— Task goal —
Your answer should consist of every line in the records that holds "descriptions".

* * * * * * *

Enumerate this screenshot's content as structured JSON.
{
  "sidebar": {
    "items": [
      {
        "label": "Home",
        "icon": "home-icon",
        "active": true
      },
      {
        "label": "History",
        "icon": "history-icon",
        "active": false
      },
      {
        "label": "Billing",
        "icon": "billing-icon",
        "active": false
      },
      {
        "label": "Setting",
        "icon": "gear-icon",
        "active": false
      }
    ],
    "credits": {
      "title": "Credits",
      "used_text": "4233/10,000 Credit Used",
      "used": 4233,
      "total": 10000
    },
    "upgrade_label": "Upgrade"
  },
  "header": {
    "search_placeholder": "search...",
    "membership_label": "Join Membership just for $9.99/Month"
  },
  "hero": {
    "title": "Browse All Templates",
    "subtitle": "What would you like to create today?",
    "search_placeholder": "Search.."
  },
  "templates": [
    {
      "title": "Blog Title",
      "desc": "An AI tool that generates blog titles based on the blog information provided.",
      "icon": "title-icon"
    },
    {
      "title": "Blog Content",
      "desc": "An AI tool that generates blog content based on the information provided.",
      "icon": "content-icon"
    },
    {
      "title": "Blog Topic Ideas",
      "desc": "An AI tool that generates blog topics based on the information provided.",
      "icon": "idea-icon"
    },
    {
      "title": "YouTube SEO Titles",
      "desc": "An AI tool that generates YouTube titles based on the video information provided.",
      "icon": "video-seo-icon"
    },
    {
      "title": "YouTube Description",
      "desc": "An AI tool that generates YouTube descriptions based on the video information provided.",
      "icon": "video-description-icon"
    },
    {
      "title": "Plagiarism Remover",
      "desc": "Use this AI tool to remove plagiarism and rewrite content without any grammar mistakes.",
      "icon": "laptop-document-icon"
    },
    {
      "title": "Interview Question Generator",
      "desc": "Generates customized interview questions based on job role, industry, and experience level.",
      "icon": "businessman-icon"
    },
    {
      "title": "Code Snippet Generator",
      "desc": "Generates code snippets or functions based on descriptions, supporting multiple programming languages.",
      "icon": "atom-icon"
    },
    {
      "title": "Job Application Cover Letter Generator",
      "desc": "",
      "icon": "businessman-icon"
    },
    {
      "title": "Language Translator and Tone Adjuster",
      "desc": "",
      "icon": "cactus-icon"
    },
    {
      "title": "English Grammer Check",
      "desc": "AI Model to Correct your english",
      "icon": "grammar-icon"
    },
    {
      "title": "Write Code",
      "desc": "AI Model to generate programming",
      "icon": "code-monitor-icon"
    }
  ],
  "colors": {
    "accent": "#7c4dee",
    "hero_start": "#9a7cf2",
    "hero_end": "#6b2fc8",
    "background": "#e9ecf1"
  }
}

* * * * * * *

— Response to the exercise —
      "desc": "An AI tool that generates YouTube descriptions based on the video information provided.",
      "desc": "Generates code snippets or functions based on descriptions, supporting multiple programming languages.",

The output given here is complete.